Christian Murdock

FBI offers reward in NAACP bombing investigation

Updated

On Friday, the FBI announced that it will offer a $10,000 reward for anyone who has information that could help them in the investigation of a bombing incident near the NAACP offices in Colorado Springs, Colorado.

On Tuesday last week, an explosive was detonated outside of the building that houses the local NAACP chapter in Colorado Springs. According to the FBI, the explosive was detonated near a gas can that did not ignite, thereby minimizing the potential damage that could have been done. The blast left singe marks on the NAACP building and the building of a hair salon next door. No one was injured. 

A sketch of a man possibly linked to a homemade bomb that exploded behind NAACP offices in central Colorado earlier this week is seen in this image provided by the FBI, Jan. 9, 2015. (REUTERS/FBI/Handout via Reuters)
A sketch of a man possibly linked to a homemade bomb that exploded behind NAACP offices in central Colorado earlier this week is seen in this image provided by the FBI, Jan. 9, 2015.
Handout/Reuters

The FBI and Bureau of Alcohol, Tobacco, Firearms and Explosives have been investigating the incident along with local authorities. In a Friday press conference, the FBI announced a $10,000 reward for anyone who had information that could lead to the arrest and conviction of the person responsible. In a press release, the FBI released a sketch of the suspect, described as “a white male, approximately 40 years of age, and balding or having shortly cropped hair.” They identified his vehicle as a white pick-up truck, mid-2000 model, with “possible paneling or railing, a dark colored bed liner, an open or missing tailgate, and a missing or covered license plate.” Anyone with information regarding the suspect was encouraged to call the FBI Denver tip line.

It remains unclear whether the attack was deliberately targeted at the NAACP. Henry Allen, president of the Colorado Springs chapter, told msnbc: “I don’t want to say right now whether our organization was targeted or whether myself or the other business was targeted. I just don’t want to speculate. This is too important of an investigation. I don’t want to give anyone the opportunity to capitalize on this unfortunate situation if some things may not be true.” 
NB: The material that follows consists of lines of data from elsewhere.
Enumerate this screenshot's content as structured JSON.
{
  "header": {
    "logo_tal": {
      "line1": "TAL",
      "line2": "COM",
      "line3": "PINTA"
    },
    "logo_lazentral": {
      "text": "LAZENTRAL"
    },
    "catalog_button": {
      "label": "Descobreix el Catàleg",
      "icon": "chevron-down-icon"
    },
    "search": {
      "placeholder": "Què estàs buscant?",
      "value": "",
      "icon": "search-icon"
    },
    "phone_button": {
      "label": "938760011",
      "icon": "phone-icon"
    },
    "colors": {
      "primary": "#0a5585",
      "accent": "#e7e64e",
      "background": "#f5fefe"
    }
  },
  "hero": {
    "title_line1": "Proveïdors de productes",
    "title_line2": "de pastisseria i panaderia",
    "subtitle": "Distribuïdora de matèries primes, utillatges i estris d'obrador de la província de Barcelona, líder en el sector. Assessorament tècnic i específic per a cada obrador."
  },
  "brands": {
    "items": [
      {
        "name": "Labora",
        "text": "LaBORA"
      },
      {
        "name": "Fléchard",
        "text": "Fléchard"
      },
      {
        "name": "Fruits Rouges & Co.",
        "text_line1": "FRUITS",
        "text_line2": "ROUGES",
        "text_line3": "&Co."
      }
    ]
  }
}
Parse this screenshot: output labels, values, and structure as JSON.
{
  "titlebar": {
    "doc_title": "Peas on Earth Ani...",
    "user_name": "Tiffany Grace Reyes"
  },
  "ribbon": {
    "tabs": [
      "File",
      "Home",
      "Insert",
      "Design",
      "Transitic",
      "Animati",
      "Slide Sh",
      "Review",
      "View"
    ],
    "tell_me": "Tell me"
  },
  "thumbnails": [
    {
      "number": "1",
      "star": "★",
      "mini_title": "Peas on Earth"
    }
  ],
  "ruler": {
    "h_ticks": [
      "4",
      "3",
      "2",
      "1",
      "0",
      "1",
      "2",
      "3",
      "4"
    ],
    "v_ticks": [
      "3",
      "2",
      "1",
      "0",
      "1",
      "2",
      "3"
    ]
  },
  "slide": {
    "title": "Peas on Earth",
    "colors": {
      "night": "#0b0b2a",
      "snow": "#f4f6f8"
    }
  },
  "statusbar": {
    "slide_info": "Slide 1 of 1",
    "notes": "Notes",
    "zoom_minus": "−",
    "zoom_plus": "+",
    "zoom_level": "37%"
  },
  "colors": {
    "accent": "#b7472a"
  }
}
After the attack, Twitter users began discussing the story using the hashtag #NAACPbombing, which quickly went viral on Twitter around the United States. To date, the hashtag has been mentioned over 268,000 times and was a nationwide trending topic on Twitter on Tuesday and Wednesday. Congressman John Lewis, a veteran of the Civil Rights movement of the 1960s, said on Twitter: “I am deeply troubled by the bombing in Colorado. It reminds me of another period.”

NAACP

FBI offers reward in NAACP bombing investigation

Updated